Maybe Program Guides Shouldn't Be on TV

That was a suggestion from Richard Bullwinkle, chief evangelist of Rovi, during our webinar this past week, “Converged TV: Building the Social, Dynamic Video Platform.”

Remember: Rovi is the company that sells the TV Guide-branded interactive program guides to cable operators and consumer-electronics companies.

“I’m going to say something that may sound sacrilegious to someone from Rovi,” Bullwinkle said, “but I don’t even know that guides belong on TVs anymore. If I’m looking for what I’m going to watch next, and I’m in the middle of a show and my family is enjoying it and delighted, the last thing I should do is pull up a grid in front of everybody.”
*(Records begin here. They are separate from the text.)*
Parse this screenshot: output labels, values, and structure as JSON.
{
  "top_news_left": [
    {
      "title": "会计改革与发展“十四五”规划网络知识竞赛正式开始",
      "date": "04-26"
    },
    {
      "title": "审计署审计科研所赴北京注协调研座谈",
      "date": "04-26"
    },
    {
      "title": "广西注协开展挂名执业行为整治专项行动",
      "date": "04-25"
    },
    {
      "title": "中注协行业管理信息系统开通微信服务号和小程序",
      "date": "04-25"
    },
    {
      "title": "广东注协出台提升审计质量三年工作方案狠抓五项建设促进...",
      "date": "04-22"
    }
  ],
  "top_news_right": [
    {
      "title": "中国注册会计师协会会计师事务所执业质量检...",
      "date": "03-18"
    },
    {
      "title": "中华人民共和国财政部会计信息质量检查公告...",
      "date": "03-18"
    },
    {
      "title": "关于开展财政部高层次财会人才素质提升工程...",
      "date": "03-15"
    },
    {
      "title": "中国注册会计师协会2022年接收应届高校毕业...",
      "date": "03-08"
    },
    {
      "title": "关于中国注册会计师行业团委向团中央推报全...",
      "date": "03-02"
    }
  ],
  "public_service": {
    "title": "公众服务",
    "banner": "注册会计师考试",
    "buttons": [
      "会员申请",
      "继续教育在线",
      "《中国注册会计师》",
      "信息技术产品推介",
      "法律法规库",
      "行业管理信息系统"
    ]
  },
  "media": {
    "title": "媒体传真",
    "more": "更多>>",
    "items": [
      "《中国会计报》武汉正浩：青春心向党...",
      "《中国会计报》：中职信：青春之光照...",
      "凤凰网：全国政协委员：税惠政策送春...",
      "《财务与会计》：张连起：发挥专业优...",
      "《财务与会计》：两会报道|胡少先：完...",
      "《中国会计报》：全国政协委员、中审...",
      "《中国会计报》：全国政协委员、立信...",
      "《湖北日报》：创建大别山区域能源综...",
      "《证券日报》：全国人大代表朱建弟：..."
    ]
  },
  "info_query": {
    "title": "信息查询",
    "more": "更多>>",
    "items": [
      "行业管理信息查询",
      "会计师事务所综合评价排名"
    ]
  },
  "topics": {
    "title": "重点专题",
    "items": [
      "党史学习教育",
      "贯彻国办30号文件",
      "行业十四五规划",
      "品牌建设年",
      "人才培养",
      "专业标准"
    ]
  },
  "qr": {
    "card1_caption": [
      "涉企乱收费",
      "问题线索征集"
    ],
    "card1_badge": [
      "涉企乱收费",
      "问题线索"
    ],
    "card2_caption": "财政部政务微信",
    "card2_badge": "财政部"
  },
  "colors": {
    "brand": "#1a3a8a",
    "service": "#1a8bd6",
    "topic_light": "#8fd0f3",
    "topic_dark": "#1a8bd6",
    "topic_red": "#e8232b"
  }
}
Instead, having the ability to pull up the guide info on a phone or tablet, and control the set-top box that way — it’s a better, more personalized experience, Bullwinkle said.

Bonus: Unlike with a regular remote, he added, if you lose your phone in the cushions of your couch, you can call it and it rings!

Last week NDS’s Steve Tranter made the point, that perhaps the IPG will eventually fade away, in showing off his company’s “Mango” prototype iPad application last week at SCTE Cable-Tec Expo (see NDS Bites Into ‘Mango’). Comcast, for its part, is very excited about its iPad-based remote control app, set to debut in mid-November.

The “companion” device idea is supported by Motorola’s 2010 Media Engagement Barometer survey. The company found 40% of those surveyed have used social networking/chat/email about a television show while watching it — and about half of those people said they’d be willing to change service providers to get those kinds of features, said Buddy Snow, senior director of solutions marketing, Motorola Broadband Home Solutions.

“As the newer generation get into the age where they’re paying bills, they definitely want to augment that [television] experience — but not on the main screen, and I’ll reinforce the point about companion devices,” Snow said.

In any case, it’s critical for service providers to have discovery mechanisms to their subscribers can use to find stuff to watch: 84% of TV viewers have no idea what they want to watch when they sit down on the sofa, according to Rovi’s research.

You can access the webinar archive here (free registration required):